Defense attorney Nelson also claimed Chauvin was distracted by the crowd of bystanders. He claimed the crowd diverted his attention from Floyd, on whose neck he had been kneeling. Blackwell told the jury that Chauvin refused to remove his knee despite bystanders telling him twice that Floyd didn't have a pulse. "You will be able to see for yourself what he does in this response. You'll see that he does not let up. He does not get up. Even when Mr. Floyd does not even have a pulse, it continues on," said Blackwell, reported NPR.
“he looked at me when I said it was a blood choke. When I said it he acknowledged it.”- Witness Donald Williams. Derek Chauvin knew what he was doing. He was aware.— Zahra (@sotruezahra) March 29, 2021
Floyd's death was caused by the use of drugs, argued the Defense attorney. Blackwell wasn't having it. "George Floyd struggled with addiction. He struggled with it. You will learn that he did not die from a drug overdose, he did not die from an opioid overdose. Why? Because you'll be able to look at the video footage and you see it looks absolutely nothing like a person who would die from an opioid overdose,” said Blackwell.
Derek Chauvin choked George Floyd to death on camera because he knew he could and nothing would happen to him. No shame. No fear. No regret. Just complete confidence in his ability to murder a man with impunity. And cops are meant to protect and serve.
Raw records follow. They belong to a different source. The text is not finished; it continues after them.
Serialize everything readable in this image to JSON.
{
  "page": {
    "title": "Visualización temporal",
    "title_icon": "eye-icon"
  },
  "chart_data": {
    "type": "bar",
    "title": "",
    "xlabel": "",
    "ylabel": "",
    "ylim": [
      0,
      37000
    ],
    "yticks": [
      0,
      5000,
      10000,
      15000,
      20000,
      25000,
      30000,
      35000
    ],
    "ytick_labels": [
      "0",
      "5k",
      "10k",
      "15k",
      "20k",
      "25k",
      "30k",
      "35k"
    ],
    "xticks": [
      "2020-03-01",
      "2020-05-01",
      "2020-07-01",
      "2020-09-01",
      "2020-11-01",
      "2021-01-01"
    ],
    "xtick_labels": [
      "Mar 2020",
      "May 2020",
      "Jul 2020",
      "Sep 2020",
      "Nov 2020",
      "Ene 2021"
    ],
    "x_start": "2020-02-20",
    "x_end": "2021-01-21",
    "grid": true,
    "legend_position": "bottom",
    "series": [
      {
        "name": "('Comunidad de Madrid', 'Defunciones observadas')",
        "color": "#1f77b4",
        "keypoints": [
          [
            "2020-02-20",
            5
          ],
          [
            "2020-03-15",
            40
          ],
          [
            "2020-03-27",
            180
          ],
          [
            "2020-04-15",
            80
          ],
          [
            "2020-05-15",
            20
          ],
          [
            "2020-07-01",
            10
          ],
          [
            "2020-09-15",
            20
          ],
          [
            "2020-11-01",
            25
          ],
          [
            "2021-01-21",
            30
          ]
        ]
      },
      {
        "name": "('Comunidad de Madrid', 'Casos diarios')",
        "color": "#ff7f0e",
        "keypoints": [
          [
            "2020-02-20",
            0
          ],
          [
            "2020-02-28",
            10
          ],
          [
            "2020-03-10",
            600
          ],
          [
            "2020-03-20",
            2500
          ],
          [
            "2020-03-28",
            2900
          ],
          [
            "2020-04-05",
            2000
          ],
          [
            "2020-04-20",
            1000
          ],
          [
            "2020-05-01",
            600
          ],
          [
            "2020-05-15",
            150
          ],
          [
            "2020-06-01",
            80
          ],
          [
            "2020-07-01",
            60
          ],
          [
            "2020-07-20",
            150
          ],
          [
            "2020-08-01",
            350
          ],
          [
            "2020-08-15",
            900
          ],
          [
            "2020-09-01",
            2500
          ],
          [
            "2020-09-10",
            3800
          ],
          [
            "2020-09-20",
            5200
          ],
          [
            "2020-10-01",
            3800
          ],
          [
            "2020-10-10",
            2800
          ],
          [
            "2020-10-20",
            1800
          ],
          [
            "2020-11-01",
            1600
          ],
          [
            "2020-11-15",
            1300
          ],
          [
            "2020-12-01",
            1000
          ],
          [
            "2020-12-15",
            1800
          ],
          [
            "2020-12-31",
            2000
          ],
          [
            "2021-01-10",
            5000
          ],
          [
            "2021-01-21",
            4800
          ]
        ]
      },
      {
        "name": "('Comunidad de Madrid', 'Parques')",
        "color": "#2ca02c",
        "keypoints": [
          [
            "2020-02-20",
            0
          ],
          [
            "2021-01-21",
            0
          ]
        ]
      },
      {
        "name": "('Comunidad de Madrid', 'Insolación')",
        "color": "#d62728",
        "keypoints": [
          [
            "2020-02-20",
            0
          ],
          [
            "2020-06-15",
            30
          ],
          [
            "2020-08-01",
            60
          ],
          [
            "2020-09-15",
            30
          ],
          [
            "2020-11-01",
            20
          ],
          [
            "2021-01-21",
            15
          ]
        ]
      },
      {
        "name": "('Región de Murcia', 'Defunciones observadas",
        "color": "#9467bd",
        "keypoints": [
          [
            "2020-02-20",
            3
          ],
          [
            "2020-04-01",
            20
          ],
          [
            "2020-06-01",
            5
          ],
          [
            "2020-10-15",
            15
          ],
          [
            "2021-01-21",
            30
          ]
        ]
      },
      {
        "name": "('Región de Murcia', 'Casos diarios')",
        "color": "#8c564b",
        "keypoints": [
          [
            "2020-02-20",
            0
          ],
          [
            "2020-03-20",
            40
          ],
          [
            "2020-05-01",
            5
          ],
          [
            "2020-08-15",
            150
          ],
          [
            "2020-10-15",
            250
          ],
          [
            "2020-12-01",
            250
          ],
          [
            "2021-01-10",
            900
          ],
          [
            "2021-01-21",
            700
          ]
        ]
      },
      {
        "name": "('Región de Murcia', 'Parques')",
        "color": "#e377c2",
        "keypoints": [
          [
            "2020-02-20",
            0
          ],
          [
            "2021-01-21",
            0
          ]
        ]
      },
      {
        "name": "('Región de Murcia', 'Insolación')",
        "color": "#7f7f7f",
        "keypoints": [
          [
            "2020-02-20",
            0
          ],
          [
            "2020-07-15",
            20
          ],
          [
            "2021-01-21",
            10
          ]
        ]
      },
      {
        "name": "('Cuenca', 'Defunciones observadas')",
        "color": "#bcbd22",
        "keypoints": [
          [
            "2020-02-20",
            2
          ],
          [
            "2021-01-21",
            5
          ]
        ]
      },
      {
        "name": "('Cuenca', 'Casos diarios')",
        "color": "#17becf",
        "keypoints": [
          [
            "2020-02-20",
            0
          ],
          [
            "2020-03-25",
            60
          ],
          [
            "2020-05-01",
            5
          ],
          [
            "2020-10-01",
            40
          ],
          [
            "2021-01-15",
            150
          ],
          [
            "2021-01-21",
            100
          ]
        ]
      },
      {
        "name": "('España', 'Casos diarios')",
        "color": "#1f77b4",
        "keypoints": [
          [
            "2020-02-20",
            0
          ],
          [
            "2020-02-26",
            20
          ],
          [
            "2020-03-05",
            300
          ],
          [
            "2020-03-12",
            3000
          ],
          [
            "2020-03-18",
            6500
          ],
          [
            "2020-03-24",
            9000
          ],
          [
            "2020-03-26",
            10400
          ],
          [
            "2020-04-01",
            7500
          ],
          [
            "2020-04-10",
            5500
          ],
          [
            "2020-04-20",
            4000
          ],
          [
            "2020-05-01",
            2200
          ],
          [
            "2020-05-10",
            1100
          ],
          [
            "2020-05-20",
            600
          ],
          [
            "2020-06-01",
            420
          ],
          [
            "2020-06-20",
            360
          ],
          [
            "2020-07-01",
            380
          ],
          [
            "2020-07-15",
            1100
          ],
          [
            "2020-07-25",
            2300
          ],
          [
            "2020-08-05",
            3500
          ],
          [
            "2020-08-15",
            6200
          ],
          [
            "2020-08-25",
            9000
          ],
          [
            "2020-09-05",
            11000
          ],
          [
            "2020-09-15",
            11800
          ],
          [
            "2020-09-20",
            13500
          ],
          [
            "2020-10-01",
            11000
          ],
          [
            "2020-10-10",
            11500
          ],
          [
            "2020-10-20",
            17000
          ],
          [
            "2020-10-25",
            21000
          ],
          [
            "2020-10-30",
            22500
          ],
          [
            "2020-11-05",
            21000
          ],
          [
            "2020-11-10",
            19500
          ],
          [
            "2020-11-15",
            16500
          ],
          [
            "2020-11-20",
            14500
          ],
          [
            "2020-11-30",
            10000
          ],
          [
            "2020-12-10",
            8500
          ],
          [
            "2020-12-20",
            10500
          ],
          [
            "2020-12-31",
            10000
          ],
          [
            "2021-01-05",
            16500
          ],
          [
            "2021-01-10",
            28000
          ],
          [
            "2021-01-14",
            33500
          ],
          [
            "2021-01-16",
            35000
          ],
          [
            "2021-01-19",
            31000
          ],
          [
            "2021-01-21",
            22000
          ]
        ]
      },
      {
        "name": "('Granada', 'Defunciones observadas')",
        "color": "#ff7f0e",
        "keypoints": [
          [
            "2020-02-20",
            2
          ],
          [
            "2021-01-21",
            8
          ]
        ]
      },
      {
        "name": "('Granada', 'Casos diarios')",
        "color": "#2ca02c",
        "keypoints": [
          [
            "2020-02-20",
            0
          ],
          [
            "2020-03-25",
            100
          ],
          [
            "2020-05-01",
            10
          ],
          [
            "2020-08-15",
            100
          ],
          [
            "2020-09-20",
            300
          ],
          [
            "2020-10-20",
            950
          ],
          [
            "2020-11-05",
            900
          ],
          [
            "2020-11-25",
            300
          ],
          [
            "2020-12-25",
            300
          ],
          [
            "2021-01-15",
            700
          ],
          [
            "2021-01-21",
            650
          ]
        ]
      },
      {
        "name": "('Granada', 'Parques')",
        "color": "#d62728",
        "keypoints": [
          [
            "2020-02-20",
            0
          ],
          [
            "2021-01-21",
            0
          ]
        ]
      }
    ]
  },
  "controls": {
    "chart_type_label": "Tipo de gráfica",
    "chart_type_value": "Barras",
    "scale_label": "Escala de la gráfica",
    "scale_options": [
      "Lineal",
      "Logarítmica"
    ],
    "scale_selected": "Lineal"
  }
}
Who watches the Watchmen?— Wajahat "Butter King" Ali (@WajahatAli) March 29, 2021
Blackwell argued that Floyd had already been handcuffed at the time, and there was no need for the cops to pin him to the ground to get him under police control. “You'll hear from a number of experts on the stand that putting a man in the prone position with handcuffs behind his back, somebody on his neck and back pressing down on him for nine minutes and 29 seconds is enough to take a life.”
As a former prosecutor, I have never seen a case with such clear cut evidence of murder as in the Chauvin trial. A murder on video. We all saw it. The world saw it. What does it say about our society if Chauvin is acquitted? It says that Black lives don’t matter. Period.— Sunny Hostin (@sunny) March 29, 2021
The trial ended early after witness testimony was cut short by a “major technical glitch” which interrupted a video feed to other rooms in the courthouse where family members were watching, said Judge Peter Cahill. The jury involved a diverse group of people including one Black woman, three Black men, and two women who identify as multiracial. The rest of the jurors and alternates are white, including six women. Two members of the jury are also immigrants.
Cover Image source: Getty Images | Photo by Stephen Maturen